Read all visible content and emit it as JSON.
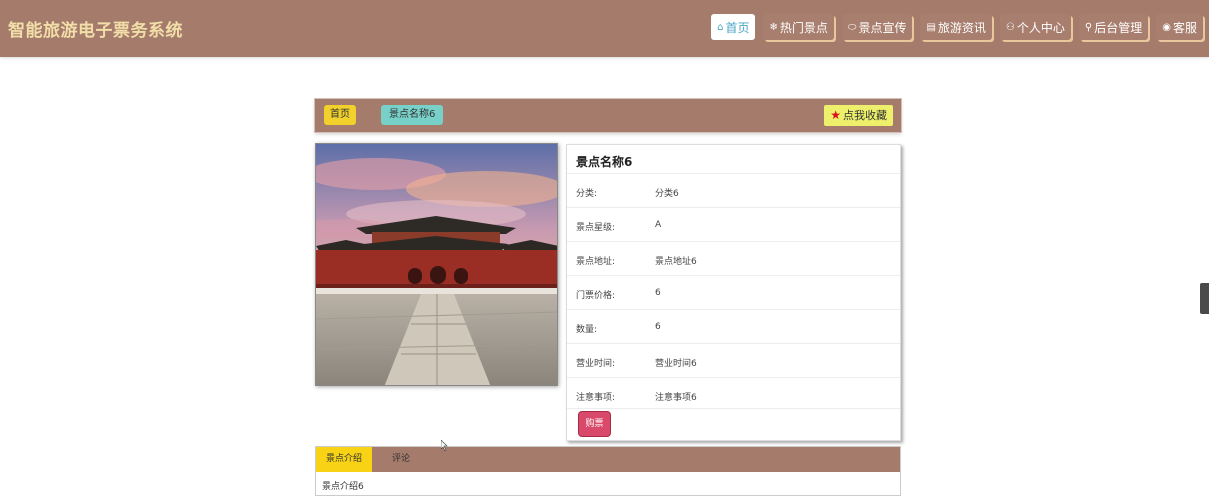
{
  "header": {
    "brand": "智能旅游电子票务系统",
    "nav": [
      {
        "icon": "⌂",
        "icon_name": "home-icon",
        "label": "首页",
        "active": true
      },
      {
        "icon": "❄",
        "icon_name": "snowflake-icon",
        "label": "热门景点"
      },
      {
        "icon": "⬭",
        "icon_name": "message-icon",
        "label": "景点宣传"
      },
      {
        "icon": "▤",
        "icon_name": "calendar-icon",
        "label": "旅游资讯"
      },
      {
        "icon": "⚇",
        "icon_name": "user-icon",
        "label": "个人中心"
      },
      {
        "icon": "⚲",
        "icon_name": "link-icon",
        "label": "后台管理"
      },
      {
        "icon": "◉",
        "icon_name": "support-icon",
        "label": "客服"
      }
    ]
  },
  "breadcrumb": {
    "home": "首页",
    "current": "景点名称6",
    "favorite": "点我收藏",
    "favorite_icon": "★"
  },
  "detail": {
    "title": "景点名称6",
    "rows": [
      {
        "key": "分类:",
        "value": "分类6"
      },
      {
        "key": "景点星级:",
        "value": "A"
      },
      {
        "key": "景点地址:",
        "value": "景点地址6"
      },
      {
        "key": "门票价格:",
        "value": "6"
      },
      {
        "key": "数量:",
        "value": "6"
      },
      {
        "key": "营业时间:",
        "value": "营业时间6"
      },
      {
        "key": "注意事项:",
        "value": "注意事项6"
      }
    ],
    "buy": "购票"
  },
  "tabs": {
    "items": [
      "景点介绍",
      "评论"
    ],
    "content": "景点介绍6"
  },
  "colors": {
    "primary": "#a57b6b",
    "brand_text": "#f1dea8",
    "home_badge": "#f2d12c",
    "current_badge": "#77d1c9",
    "favorite_bg": "#eef06b",
    "buy_button": "#d94a6a"
  }
}
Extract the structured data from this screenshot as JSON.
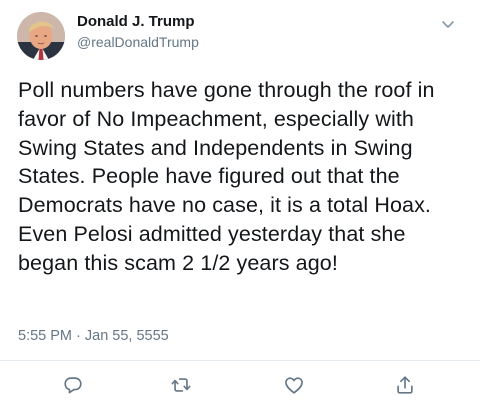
{
  "author": {
    "display_name": "Donald J. Trump",
    "handle": "@realDonaldTrump",
    "avatar_icon": "user-avatar-photo"
  },
  "tweet": {
    "text": "Poll numbers have gone through the roof in favor of No Impeachment, especially with Swing States and Independents in Swing States. People have figured out that the Democrats have no case, it is a total Hoax. Even Pelosi admitted yesterday that she began this scam 2 1/2 years ago!",
    "timestamp": "5:55 PM · Jan 55, 5555"
  },
  "actions": [
    {
      "name": "reply",
      "icon": "reply-icon"
    },
    {
      "name": "retweet",
      "icon": "retweet-icon"
    },
    {
      "name": "like",
      "icon": "heart-icon"
    },
    {
      "name": "share",
      "icon": "share-icon"
    }
  ],
  "menu": {
    "icon": "chevron-down-icon"
  },
  "colors": {
    "text_primary": "#14171a",
    "text_secondary": "#657786",
    "divider": "#e6ecf0",
    "background": "#ffffff"
  }
}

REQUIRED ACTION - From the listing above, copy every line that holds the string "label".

SOLUTION TO THIS EXERCISE -
        "label": "首页",
        "label": "热门景点"
        "label": "景点宣传"
        "label": "旅游资讯"
        "label": "个人中心"
        "label": "后台管理"
        "label": "客服"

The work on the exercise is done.